Fly rods require special attention as they are going to be doing all the work. Prior to closing the gate and heading north, it’s worth taking your chosen fly rods to the local fly shop and purchase spare tip runners for each, making sure it’s the next size up from the tip runner that’s fitted. A micrometer is necessary to obtain this data.
In the event of a tip section being broken in the very last few cm (which is where it usually occurs), it’s a simple matter to use a tube of 5min Araldite to set up the new tip and continue fishing with the repaired rod. If necessary, the rod section that’s going to be fitted into the tip runner can be gently filed or sanded down to make it fit as this won’t weaken it significantly. Obviously the rod won’t cast quite as sweetly as before but it’s still going to take fish.
Another issue is parts of 4 piece rods can sometimes bind together as the result of the rod being left set up for extended periods and being used in very hot weather while under a lot of strain from solid fish. To prevent this, you can use a bit of candle wax on the joint sections of the rod as it’s being set up. If this is overlooked and the rod is being difficult, some warm (not hot) water on the joint will often see it coming apart as it should.
The choice of rod comes primarily down to the strength of the targeted fish, but there’s a second consideration: How prepared the angler will be to use a 10wt outfit over a lighter 8 or 9wt set up. Continually casting 10 wt fly tackle requires a fair bit of dedication but the power is there when a really good fish takes the fly right at the mangrove’s edge. Remember that water depth won’t be a big factor here, as I’ve seen 75 cm barra come from snags in 40 cm of water.
The leader needs special attention as it should easily deliver the fly but also prevent the fly line from breaking under severe pressure. My leaders start with a 1.5m of 27.3 kg (60 lb) Penn 10X connected to the fly line. The next step down would be 1m of 18.2 kg (40lb) 10X with 30cm of 30lb FC 100 fluorocarbon connected to a bite off trace of 25cm of 40lb FC100. FC 100 is hard, extremely rugged stuff that can withstand enormous amounts of chafing. I have the small section of 30lb FC100 because it’s designed to break prior to the fly line parting should a really big fish foul on submerged snags with no hope of retrieval of the fly line. Hopefully, all that will be lost will be the fish and fly with the fly line intact and able to fight on.

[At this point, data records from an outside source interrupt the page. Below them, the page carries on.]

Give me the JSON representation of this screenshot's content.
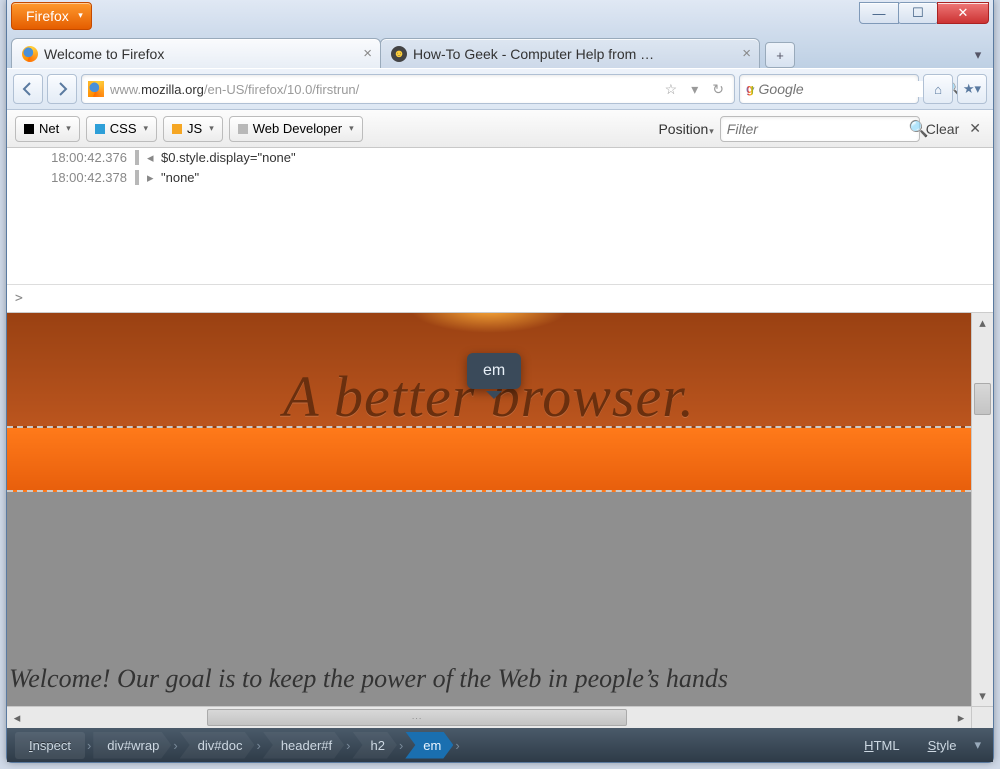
{
  "app": {
    "menu_label": "Firefox"
  },
  "window_controls": {
    "min": "—",
    "max": "☐",
    "close": "✕"
  },
  "tabs": [
    {
      "title": "Welcome to Firefox",
      "icon": "firefox-icon",
      "active": true
    },
    {
      "title": "How-To Geek - Computer Help from …",
      "icon": "htg-icon",
      "active": false
    }
  ],
  "url": {
    "dim_prefix": "www.",
    "host": "mozilla.org",
    "dim_path": "/en-US/firefox/10.0/firstrun/"
  },
  "search": {
    "placeholder": "Google"
  },
  "dev_toolbar": {
    "net": "Net",
    "css": "CSS",
    "js": "JS",
    "webdev": "Web Developer",
    "position": "Position",
    "filter_placeholder": "Filter",
    "clear": "Clear"
  },
  "console_lines": [
    {
      "ts": "18:00:42.376",
      "dir": "in",
      "code": "$0.style.display=\"none\""
    },
    {
      "ts": "18:00:42.378",
      "dir": "out",
      "code": "\"none\""
    }
  ],
  "console_prompt": ">",
  "page_preview": {
    "headline": "A better browser.",
    "tooltip": "em",
    "welcome": "Welcome! Our goal is to keep the power of the Web in people’s hands "
  },
  "inspector_bar": {
    "inspect_pre": "I",
    "inspect_rest": "nspect",
    "breadcrumbs": [
      "div#wrap",
      "div#doc",
      "header#f",
      "h2",
      "em"
    ],
    "html_u": "H",
    "html_rest": "TML",
    "style_u": "S",
    "style_rest": "tyle"
  }
}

On our 3 week Weipa trip, I mainly used the 10wt TFO rod with both floating and intermediate sink fly lines but there were times off the beach when I was more than happy to exchange the big whopper stopper for an 8wt TFO (both in the BVK series) when chasing golden trevally or queenfish from the beach. When fish are hooked from the shore, there are no snags or other obstructions present and so long as the reel has enough backing, the angler will wear the fish down.
There’s still a lot more to consider when tropical flyfishing. While I’ve mainly concentrated on tackle in this article – as the success of the trip depends very much on it as there will be ample fish to go around - in next month’s issue I will look at actual fishing scenarios, best bite times, how to find fish in the creeks when things look deceptively quiet and other issues that will make the trip a fly fishing dream come true.Reads: 3043